"If I wanted to just write a book about my career achievements then it would be a real boring read and I had a real good look at myself when I was doing it," Rea said.
It's all about honesty
"I read lots of sports biographies and the best ones have been from real honesty and stories that people can relate to. It is too easy for people to see you on the top of the podium and think that life is all rosy. I wanted to balance the last four years with the real life story.
"The deaths of Chris Jones and Craig Jones were part of my life and when we wrote the book I had a timeline of my career path that I needed to go back and paint pictures of.
"Sometimes the chapters were gritty, like mourning the death of two people in my life, from a young age. It was ingrained in my mind and it was difficult to talk about some of the time. They both led an amazing and full life and the sad part about it is both riders were exceptional talents and as a bike fan it was sad to not be able to see how far they could go in the sport."
Drawing inspiration from John McGuinness
As well as wanting to depict the 'real' Rea to his readers, the four-time champ also claims part of the inspiration for the direction of his narrative comes from fellow racer and 23-time TT winner John McGuinness, who recently released his own biography too.
"I was incredibly touched by John McGuinness’ book because it was very relatable. I know the family well and I know a lot of the people he was talking about, so I could understand everything that he spoke about."
After quickly hanging up the phone to pay the taxi fare and check into his hotel room, we begin talking again.

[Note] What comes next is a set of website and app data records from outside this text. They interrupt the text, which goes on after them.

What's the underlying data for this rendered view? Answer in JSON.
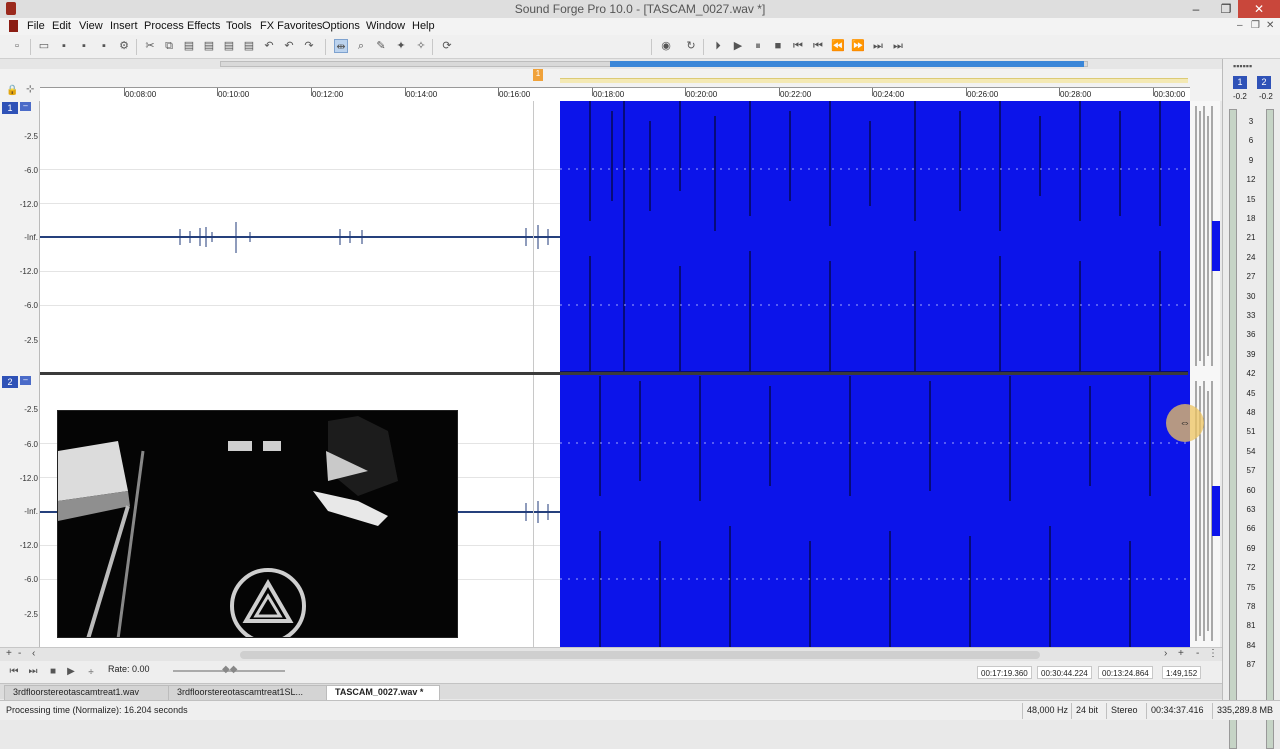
{
  "window": {
    "title": "Sound Forge Pro 10.0 - [TASCAM_0027.wav *]"
  },
  "menu": [
    "File",
    "Edit",
    "View",
    "Insert",
    "Process",
    "Effects",
    "Tools",
    "FX Favorites",
    "Options",
    "Window",
    "Help"
  ],
  "ruler": {
    "marker_label": "1",
    "ticks": [
      "00:08:00",
      "00:10:00",
      "00:12:00",
      "00:14:00",
      "00:16:00",
      "00:18:00",
      "00:20:00",
      "00:22:00",
      "00:24:00",
      "00:26:00",
      "00:28:00",
      "00:30:00"
    ]
  },
  "channels": [
    {
      "number": "1",
      "db_labels": [
        "-2.5",
        "-6.0",
        "-12.0",
        "-Inf.",
        "-12.0",
        "-6.0",
        "-2.5"
      ]
    },
    {
      "number": "2",
      "db_labels": [
        "-2.5",
        "-6.0",
        "-12.0",
        "-Inf.",
        "-12.0",
        "-6.0",
        "-2.5"
      ]
    }
  ],
  "meters": {
    "channels": [
      "1",
      "2"
    ],
    "peaks": [
      "-0.2",
      "-0.2"
    ],
    "scale": [
      "3",
      "6",
      "9",
      "12",
      "15",
      "18",
      "21",
      "24",
      "27",
      "30",
      "33",
      "36",
      "39",
      "42",
      "45",
      "48",
      "51",
      "54",
      "57",
      "60",
      "63",
      "66",
      "69",
      "72",
      "75",
      "78",
      "81",
      "84",
      "87"
    ]
  },
  "transport": {
    "rate_label": "Rate: 0.00",
    "selection_start": "00:17:19.360",
    "selection_end": "00:30:44.224",
    "selection_length": "00:13:24.864",
    "zoom_ratio": "1:49,152"
  },
  "tabs": [
    "3rdfloorstereotascamtreat1.wav",
    "3rdfloorstereotascamtreat1SL...",
    "TASCAM_0027.wav *"
  ],
  "status": {
    "message": "Processing time (Normalize): 16.204 seconds",
    "sample_rate": "48,000 Hz",
    "bit_depth": "24 bit",
    "channels": "Stereo",
    "length": "00:34:37.416",
    "free_space": "335,289.8 MB"
  },
  "colors": {
    "selection": "#0c14ea",
    "channel_badge": "#2f52b7",
    "marker": "#f0a23a",
    "scroll_view": "#3a86d8"
  },
  "icons": [
    "new-file-icon",
    "open-icon",
    "save-icon",
    "cut-icon",
    "copy-icon",
    "paste-icon",
    "undo-icon",
    "redo-icon",
    "edit-tool-icon",
    "magnify-icon",
    "pencil-icon",
    "record-icon",
    "loop-icon",
    "play-icon",
    "stop-icon"
  ]
}
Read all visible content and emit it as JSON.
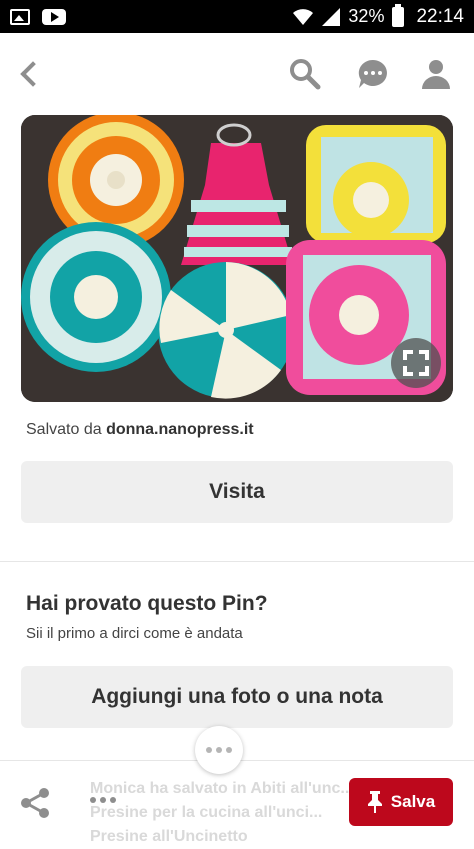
{
  "status_bar": {
    "battery": "32%",
    "time": "22:14",
    "icons": [
      "image-icon",
      "youtube-icon",
      "wifi-icon",
      "signal-icon",
      "battery-icon"
    ]
  },
  "top_bar": {
    "icons": [
      "back-icon",
      "search-icon",
      "comment-icon",
      "profile-icon"
    ],
    "icon_color": "#8e8e8e"
  },
  "pin": {
    "image_description_icon": "crochet-potholders-image",
    "expand_icon": "expand-icon",
    "saved_prefix": "Salvato da",
    "saved_source": "donna.nanopress.it",
    "visit_label": "Visita"
  },
  "tried": {
    "title": "Hai provato questo Pin?",
    "subtitle": "Sii il primo a dirci come è andata",
    "add_label": "Aggiungi una foto o una nota"
  },
  "bottom_bar": {
    "faded_lines": [
      "Monica ha salvato in Abiti all'unc...",
      "Presine per la cucina all'unci...",
      "Presine all'Uncinetto"
    ],
    "save_label": "Salva",
    "accent": "#bd081c"
  }
}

The conversation quickly turns to next year and how many more world titles we can expect to see from the Northern Irishman.
Signed with Kawasaki until 2020, Rea remains positive about the next two seasons, however insists it is more important to focus on ending this year properly before then.
"From a confidence point of view, I want to do as best as I can for the rest of this year. I want to win as desperately as I did before I won the title and only after Qatar can we afford to have some slower weeks and properly enjoy what’s happened.
"I take things year on year and superbikes is changing year on year, with regulations and the format of the championship. With Kawasaki, I still feel like we have a lot of potential left and that the best is yet to come.
"I don’t know where that ceiling is and I don’t know what I have left to achieve in terms of statistics, but I believe I can be competitive for at least two more seasons."
Unfortunately, despite his success, Rea’s superbike achievements have been marred by a barrage of criticism online, with some suggesting he should move on to the MotoGP paddock, rather than continuously dominating in WSB.
Fully committed to WSB
"I’m fully attached to the World Superbike championship and it feels like my home and it upsets me to hear that I get negative comments from people, but I completely understand that sport goes through these periods.
"I’m the guy winning, so for me it’s completely not boring and I’m living the dream. It’s not too long ago that people were talking about MotoGP in the same way, but now they’re in a complete golden era. But yeah, it does upset me.
What about MotoGP?
"I had an offer from an official GP team for this year, but for me it was more important to stay with Kawasaki. Superbikes is very accessible to the fans and the paddock has got more of a family atmosphere and I enjoy that.
"With 13 race weekends on the calendar, I feel like I can keep some normality in my life and I really value that. It’s time I can spend with my family and enjoy my time away from the track.
"When people talk about Kawasaki, it’s not the bike or the rider that makes the difference. I feel it’s our team – all the way from the manager to the marketing. It’s the atmosphere within the team that really makes the difference.”
Jonathan Rea’s autobiography ‘Dream. Believe. Achieve.’ is available now.